Competence in the MajorHazard IndustriesAndrew Mulligan HM Inspector of Health and Safety
What we will cover:•What is competence?•What can go wrong?•What the law says?•How can competence bedemonstrated?•How can competence be managed?
What is competence?Definition(s)• The ability to perform the activities within an occupation or functionto the standard expected in employment. (HSL)• “Competence” means the ability to undertake responsibilities andperform activities to a relevant standard, as necessary to ensureprocess safety and prevent major accidents.
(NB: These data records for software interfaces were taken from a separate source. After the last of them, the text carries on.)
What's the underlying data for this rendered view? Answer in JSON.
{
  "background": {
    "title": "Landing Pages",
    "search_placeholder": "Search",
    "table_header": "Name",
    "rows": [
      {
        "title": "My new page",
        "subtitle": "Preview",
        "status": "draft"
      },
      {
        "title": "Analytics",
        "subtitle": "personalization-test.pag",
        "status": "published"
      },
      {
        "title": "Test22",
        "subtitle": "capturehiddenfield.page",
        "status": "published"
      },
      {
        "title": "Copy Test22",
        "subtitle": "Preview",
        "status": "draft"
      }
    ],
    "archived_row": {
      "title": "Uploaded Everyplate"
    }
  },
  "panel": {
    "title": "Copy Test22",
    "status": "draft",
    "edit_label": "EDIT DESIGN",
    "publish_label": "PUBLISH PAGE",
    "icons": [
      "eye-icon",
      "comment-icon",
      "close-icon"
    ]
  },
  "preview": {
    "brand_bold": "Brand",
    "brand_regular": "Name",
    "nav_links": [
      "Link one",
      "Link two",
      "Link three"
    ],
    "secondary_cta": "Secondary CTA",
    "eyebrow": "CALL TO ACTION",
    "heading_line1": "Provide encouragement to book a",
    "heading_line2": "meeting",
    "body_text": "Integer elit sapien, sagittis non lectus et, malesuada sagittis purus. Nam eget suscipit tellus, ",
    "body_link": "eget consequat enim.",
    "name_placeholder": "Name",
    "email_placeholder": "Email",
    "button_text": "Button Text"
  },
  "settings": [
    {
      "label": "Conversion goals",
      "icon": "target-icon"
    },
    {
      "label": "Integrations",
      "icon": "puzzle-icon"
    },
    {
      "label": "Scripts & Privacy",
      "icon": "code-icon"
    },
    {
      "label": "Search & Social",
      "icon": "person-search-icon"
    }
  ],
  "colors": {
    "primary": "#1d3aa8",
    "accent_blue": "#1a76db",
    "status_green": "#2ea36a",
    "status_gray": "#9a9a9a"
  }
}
Competence is acombination of knowledge, skills and experience and requires awillingness and reliability that work activities will be undertaken inaccordance with agreed standards, rules and procedures (HID,HSE).• “Competence is the ability for every director, manager and worker torecognise the risks in operational activities and then apply the rightmeasures to control and manage those risks”. (Judith Hackitt HSEChair).
What can go wrong?• Esso Gas Plant Explosion, Longford,Australia, 1998.• Flixborough, 1974.
What the Law says.• Control of Major Accident HazardsRegulations 1999 (COMAH), Regulation 4.• Health and Safety at Work etc Act1974(HSW), Sections 2, 3 and 7.• Management of Health and Safety at WorkRegulations 1999 (MHSW), Regulations 5and 7....AND
And…• MHSW Regulation 10 Information toemployees.• Regulation 12 Information to contractors• Regulation 13 Capabilities and training• Regulation 14 Employee duties• Provision and Use of Work EquipmentRegulations 1998, Regulations 9 and 10Information Instruction and Training.• And others…
Competence Assurance6 KEY PRINCIPLES:1. Demonstrating leadership and commitment2. Identifying business critical activities pertaining tothe control of major accident hazards or major risksin your sector3. Setting procedures and standards4. Compliance against your standards5. Taking actions to improve competence6. Commitment to continuous improvement
Competency what is needed?• Focus on Major Accident Prevention.• Competency for all roles.• Standards• Formal training NVQ/SVQ’s• Procedures• ‘On the job’ training.
Competency what is needed?• Resourcing• Foreseeable operational modes• Competency includes experience• Proportionality• Validation and evaluation• Trainers and assessors• Audit and review
Competence Management.Establish the requirements of theCMS1 Establish a policy of CMS2 Identify functions, tasks, and activitiesDesign the CMS3 Select or develop standards4 Decide how to meet the standards5 Develop procedures and methods6 Establish requirements for training,development and assessmentImplement the CMS7 Train, develop, assess andmaintain managers’competencies8 Select and recruit staff9 Train, develop and assess staff10 Control activities undertakenMaintaining competence11 Monitor and reassess staffperformance12 Manage sub-standard performance13 Keep records14 Update the competence ofindividualsAudit & review of theCMS15 Verify and audit the CMS16 Review and feed back
Methods of documentingcompetency.Skills Matrix that documents:• Description of task• Who is responsible for arranging work• Who is responsible for completing work• Related Procedure to follow• Related standards and legislation e.g. BS,EEMUA…• General Training Required• Functional Skills and Experience Required.
Business Benefits• Workforce planning• Staff development and continuousprofessional development.• Expertise Locator.• Knowledge Management• Feeding into evaluation of training andlearning.
Summary• Establish baseline competencies for roles.• Assess tasks to establish what is safety critical.• Develop standards and procedures for safetycritical tasks.• Monitor and assess personnel against theabove.• Continue to develop and improve the system.• ALWAYS CONSIDER IF THE PROCEDUREFITS e.g. site risks, change in personnel, goodindustry practice.
Any questions?Useful Links:Competence in health and safety.http://www.hse.gov.uk/competence/index.htmInspection of competence at COMAH siteshttp://www.hse.gov.uk/comah/guidance/inspection-competence-management-systems.pdf